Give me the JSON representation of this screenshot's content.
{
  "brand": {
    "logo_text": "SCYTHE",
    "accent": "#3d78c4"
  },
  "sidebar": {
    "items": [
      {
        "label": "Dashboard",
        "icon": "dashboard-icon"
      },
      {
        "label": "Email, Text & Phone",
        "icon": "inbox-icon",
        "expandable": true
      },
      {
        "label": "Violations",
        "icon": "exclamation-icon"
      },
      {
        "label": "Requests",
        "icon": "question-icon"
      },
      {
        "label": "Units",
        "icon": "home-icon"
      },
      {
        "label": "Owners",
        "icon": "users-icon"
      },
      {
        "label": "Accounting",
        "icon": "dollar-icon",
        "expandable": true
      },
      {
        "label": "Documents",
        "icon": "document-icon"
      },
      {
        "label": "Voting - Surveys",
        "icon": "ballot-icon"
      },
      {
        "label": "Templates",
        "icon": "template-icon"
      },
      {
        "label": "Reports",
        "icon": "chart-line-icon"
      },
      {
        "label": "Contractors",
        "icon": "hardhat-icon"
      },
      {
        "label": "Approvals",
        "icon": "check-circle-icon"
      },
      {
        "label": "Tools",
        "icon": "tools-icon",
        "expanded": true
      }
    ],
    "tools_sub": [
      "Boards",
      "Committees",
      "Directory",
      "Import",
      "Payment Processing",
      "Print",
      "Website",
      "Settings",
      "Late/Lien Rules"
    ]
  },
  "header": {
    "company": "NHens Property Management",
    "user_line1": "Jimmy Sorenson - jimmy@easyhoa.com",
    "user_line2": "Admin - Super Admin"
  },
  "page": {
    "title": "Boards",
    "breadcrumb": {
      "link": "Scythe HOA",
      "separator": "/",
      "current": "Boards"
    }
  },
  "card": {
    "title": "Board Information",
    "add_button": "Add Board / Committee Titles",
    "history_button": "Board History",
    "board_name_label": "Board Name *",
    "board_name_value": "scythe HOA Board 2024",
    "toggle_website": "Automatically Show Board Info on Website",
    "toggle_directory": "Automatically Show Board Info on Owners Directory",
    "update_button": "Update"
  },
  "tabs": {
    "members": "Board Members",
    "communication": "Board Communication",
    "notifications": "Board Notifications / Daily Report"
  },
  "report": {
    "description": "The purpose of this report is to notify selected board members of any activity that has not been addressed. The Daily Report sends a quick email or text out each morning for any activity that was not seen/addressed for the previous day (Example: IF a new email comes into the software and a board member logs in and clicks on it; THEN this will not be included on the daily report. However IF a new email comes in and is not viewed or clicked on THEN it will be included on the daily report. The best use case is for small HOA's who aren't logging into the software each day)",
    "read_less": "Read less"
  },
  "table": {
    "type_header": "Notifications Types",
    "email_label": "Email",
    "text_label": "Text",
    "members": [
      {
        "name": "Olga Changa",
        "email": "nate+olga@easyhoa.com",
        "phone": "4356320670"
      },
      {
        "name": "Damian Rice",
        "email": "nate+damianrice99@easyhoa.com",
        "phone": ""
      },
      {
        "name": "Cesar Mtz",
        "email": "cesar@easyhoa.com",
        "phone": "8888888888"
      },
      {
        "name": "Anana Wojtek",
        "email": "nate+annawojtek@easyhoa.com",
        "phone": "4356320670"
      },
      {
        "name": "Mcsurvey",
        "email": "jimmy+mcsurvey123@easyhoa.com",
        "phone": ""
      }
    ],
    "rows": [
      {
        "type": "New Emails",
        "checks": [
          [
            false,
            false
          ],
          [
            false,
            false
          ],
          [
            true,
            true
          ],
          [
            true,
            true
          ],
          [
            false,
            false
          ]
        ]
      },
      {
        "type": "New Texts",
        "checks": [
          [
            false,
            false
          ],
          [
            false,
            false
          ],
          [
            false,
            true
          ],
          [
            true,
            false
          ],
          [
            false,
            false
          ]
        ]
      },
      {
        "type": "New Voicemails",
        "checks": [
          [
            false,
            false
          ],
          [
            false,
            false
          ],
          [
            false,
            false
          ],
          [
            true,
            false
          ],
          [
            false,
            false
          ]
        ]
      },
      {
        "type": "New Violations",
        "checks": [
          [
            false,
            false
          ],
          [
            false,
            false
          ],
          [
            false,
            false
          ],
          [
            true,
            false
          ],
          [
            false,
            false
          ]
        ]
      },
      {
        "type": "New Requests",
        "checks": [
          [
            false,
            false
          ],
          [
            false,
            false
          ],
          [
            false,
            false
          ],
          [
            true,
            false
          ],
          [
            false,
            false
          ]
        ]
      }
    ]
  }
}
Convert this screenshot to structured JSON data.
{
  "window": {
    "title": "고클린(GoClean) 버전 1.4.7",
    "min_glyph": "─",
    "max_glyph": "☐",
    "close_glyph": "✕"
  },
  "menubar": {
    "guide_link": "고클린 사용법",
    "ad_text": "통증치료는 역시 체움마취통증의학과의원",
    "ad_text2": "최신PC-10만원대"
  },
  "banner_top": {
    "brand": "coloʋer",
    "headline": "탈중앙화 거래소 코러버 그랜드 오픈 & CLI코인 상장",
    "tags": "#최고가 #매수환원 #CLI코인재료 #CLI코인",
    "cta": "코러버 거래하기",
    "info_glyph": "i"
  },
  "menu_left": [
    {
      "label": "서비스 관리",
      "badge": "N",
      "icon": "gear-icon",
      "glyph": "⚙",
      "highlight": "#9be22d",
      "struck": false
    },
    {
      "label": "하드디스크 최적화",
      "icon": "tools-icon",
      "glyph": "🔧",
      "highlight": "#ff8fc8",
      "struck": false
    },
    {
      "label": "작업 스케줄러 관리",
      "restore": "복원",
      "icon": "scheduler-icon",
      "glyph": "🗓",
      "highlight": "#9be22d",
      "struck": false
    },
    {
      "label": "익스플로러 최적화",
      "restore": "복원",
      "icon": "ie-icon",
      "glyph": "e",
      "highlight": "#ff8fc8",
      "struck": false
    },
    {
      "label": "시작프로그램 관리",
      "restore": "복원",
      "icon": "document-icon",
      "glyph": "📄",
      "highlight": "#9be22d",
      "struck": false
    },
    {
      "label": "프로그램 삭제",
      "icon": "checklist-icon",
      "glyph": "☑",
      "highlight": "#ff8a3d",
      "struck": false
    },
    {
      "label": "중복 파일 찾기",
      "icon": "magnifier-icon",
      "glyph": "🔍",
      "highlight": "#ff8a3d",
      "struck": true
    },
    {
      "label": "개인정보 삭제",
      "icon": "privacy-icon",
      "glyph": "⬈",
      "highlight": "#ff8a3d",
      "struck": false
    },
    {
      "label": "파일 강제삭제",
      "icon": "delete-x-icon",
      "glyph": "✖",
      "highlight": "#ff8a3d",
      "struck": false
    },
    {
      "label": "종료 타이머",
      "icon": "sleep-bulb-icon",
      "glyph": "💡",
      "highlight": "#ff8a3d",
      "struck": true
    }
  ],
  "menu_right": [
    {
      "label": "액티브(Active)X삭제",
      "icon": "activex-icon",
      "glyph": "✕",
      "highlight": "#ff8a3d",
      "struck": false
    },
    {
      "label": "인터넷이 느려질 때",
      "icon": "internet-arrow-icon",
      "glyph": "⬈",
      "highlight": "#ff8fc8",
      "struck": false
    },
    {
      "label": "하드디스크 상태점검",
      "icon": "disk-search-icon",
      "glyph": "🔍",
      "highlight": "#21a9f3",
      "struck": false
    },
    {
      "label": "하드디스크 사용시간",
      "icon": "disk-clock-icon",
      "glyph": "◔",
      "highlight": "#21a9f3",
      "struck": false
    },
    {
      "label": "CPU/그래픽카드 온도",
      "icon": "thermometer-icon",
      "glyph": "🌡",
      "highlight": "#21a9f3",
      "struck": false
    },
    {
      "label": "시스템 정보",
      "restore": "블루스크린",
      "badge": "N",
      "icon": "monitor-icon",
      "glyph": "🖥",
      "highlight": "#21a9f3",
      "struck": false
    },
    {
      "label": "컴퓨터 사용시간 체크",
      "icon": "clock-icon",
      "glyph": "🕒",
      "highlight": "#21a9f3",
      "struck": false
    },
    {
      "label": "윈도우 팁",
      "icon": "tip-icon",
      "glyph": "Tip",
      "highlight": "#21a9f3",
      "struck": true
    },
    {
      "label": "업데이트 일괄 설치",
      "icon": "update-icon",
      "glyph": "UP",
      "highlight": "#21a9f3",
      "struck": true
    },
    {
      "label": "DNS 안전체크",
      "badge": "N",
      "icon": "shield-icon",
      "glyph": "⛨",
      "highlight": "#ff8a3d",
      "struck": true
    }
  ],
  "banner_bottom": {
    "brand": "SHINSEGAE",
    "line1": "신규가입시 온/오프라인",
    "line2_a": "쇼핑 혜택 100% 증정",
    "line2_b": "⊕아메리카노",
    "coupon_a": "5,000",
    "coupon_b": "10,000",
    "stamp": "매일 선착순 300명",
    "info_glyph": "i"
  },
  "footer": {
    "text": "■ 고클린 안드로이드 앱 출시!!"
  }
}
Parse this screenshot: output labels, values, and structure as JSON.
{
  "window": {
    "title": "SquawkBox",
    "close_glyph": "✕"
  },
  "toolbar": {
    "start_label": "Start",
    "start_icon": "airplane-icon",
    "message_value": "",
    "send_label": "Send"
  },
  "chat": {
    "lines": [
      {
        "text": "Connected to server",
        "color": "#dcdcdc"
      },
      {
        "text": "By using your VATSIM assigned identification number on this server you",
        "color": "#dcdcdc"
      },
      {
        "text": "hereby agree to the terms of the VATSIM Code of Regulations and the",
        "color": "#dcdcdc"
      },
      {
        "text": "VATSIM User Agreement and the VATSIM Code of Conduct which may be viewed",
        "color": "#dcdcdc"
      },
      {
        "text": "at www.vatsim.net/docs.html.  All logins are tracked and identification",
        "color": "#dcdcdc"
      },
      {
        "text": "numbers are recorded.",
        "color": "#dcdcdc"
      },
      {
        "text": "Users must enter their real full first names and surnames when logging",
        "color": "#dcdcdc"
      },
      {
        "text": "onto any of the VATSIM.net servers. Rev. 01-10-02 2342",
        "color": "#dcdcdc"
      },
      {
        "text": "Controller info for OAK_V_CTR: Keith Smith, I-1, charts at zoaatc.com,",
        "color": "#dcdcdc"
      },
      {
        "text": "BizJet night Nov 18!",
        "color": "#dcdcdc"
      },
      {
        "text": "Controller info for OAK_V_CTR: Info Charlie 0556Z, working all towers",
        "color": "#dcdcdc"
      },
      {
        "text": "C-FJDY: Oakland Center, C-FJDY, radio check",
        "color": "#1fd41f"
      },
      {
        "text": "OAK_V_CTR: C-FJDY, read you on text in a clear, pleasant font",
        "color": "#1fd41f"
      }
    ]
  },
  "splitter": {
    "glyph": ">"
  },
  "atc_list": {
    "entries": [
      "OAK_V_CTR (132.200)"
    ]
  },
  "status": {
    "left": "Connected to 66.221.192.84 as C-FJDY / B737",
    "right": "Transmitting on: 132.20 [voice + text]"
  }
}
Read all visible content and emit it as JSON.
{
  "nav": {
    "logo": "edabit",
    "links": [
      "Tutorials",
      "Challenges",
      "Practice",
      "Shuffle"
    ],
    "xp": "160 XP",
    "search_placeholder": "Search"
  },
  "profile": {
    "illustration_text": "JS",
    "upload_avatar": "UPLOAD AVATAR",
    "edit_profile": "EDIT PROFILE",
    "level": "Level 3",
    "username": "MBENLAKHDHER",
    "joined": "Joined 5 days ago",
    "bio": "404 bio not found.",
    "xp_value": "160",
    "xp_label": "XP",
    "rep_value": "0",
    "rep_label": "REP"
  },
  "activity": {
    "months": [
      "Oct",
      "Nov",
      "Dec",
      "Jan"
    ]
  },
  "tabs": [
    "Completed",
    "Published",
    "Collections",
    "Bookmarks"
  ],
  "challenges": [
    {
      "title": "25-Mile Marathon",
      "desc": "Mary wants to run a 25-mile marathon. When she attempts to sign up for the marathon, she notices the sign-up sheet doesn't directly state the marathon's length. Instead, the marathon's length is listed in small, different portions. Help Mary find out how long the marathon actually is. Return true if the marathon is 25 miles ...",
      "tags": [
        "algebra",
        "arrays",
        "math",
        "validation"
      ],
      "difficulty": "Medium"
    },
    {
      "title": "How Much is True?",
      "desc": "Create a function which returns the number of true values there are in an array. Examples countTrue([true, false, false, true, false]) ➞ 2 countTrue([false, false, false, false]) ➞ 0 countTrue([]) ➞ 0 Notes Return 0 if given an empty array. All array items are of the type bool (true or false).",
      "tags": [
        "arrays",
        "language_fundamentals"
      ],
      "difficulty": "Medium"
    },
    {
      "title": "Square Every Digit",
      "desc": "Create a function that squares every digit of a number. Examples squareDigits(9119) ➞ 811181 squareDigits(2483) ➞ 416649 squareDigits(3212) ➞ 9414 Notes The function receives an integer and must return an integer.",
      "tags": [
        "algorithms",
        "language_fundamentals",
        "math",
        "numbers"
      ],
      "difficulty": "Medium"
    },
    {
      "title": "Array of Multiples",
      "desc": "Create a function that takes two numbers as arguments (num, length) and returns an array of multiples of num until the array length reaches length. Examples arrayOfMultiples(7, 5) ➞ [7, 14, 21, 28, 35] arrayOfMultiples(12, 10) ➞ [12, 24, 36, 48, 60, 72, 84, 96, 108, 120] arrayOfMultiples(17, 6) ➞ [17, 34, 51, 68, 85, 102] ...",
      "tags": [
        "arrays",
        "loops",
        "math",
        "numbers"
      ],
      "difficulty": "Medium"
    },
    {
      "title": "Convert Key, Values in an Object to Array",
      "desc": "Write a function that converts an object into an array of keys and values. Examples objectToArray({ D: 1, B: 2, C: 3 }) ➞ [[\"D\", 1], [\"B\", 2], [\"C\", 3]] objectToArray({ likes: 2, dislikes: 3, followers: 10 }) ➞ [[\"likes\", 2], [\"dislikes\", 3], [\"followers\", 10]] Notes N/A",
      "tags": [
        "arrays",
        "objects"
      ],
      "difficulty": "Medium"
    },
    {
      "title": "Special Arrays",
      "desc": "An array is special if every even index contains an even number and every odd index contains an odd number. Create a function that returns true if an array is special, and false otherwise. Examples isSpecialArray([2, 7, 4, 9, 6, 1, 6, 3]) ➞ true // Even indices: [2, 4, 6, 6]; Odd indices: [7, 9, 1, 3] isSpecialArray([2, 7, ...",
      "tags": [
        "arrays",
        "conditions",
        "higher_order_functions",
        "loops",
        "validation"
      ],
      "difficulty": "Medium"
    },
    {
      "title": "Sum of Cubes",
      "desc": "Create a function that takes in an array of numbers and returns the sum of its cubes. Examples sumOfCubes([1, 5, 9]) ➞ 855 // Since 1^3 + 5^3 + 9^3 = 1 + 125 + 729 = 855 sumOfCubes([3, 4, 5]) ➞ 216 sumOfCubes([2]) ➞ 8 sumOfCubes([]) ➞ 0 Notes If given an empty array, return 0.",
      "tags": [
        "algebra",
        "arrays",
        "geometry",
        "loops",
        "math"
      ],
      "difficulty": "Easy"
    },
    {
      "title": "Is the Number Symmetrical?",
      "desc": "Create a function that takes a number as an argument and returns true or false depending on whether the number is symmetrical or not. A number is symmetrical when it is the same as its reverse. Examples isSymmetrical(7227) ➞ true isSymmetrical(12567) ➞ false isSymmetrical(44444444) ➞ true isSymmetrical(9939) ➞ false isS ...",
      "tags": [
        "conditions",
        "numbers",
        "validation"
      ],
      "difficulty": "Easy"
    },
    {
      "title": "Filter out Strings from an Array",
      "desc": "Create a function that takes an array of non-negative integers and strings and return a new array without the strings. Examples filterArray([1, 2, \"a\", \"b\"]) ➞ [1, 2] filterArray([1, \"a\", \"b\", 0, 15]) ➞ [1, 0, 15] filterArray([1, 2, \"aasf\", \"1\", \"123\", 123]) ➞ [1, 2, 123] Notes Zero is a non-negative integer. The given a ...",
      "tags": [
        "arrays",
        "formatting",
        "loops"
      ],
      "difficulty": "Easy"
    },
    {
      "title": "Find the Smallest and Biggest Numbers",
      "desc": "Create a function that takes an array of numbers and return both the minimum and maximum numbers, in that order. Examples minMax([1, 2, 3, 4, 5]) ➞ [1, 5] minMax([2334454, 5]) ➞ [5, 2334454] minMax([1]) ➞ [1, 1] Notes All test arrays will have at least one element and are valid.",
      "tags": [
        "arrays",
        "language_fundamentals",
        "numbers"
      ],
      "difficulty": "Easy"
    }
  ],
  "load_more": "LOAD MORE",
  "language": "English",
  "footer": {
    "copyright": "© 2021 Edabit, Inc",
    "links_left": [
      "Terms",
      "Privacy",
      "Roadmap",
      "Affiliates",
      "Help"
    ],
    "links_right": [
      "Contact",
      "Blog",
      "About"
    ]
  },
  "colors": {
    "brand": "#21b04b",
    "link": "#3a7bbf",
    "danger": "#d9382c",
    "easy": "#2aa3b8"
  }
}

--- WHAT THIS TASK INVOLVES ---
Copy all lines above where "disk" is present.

--- THE ANSWER ---
      "icon": "disk-search-icon",
      "icon": "disk-clock-icon",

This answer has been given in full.